The war years marked a resurgence in the supplements fortunes under D.L.Murray's editorial tenure, despite many of its competitors going to the wall. Due to a shortage of paper the daily newspapers were restricted as to what the could fit into their issues, and one of the first casualties were book reviews, meaning that publishers only outlet to public was the TLS. Combined with the increase in the number of people reading whilst whiling away the hours in an air-raid shelter, and the revised format and increased capacity, now 40 pages, brought the paper to a new audience. Throughout the Second World War there were a number of pieces outlining the authors views for 'a better world than the one that is currently being blown to pieces', even in the face of the harsh censorship laws in place at the time.
Murray retired shortly after the end of the war in 1945, giving him the dubious honour of being the shortest editorial run since James Thursfield. He was replaced by a caretaker editor, Stanley Morison, who believed that the TLS should follow whatever line The Times itself took, and that a more scholarly bent should be taken when reviewing, to make the publication of greater practical use to publishers and librarians. Paper rationing meant that almost all unnecessary white space was removed, alongside the majority of the pictures and poetry, giving the TLS a forbidding look. Most of Morrison's tenure was spent look for his replacement, which culminated in a bidding war between The Times and The Observer for the services of Alan Pryce-Jones who took over in 1948.
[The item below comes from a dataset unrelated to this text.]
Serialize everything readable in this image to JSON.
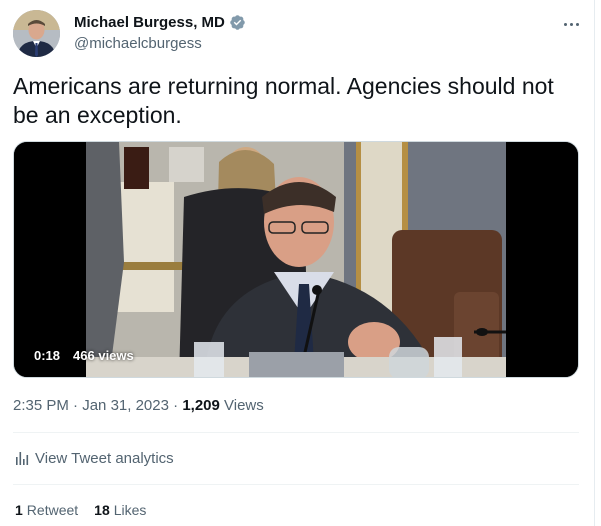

Pryce-Jones' editorship marked a new injection of vigour into the ailing veins of the TLS, with a real openness to new literary talent being seen, and the introduction of middles’, centre page pieces provinding an oversight into importance topics in world events. Pryce-Jones choice of reviewers was even more eclectic than any his predecessors, even including displaced royalty, and his insistance on breaking up what he saw as the 'cartels' of reviewers who traditionally dealt with specific topic areas was seen as introducing some entertaining spats between rival schools of reviewers.
If his predecessors reign was marked by the diversity of reviewers, Arthur Crooks' takeover in 1959, saw a definite shrewdness in his appointments particiularly to the post of Deputy Editor, as well as a more sustained scholarly arguments which were pursued not only in individual issues but for week after week in articles, reviews and letters: on subjects as diverse as the Vietnam war, the rise of sociology, pop culture, pornography, and censorship. Classified job advertisements, primarily for librarian's positions also started to appear. The arrival of the Beat movements was met with considerable sympathy in reviews, and William Burroughs and Allen Ginsberg even submitted reviews and articles for publication.
Crooks' was intensely loyal to the tradition of anonymity, a practice which was coming under an increasing amount of fire, and the death knell sounded when John Gross took over as editor in 1974, a practice which has been upheld by his successors Jeremy Treglown who held the position between 1981 and 1990 and kicked off the concept of a database correlating all of the old anonymous reviews to their authors, and current editor, Ferdinand Mount.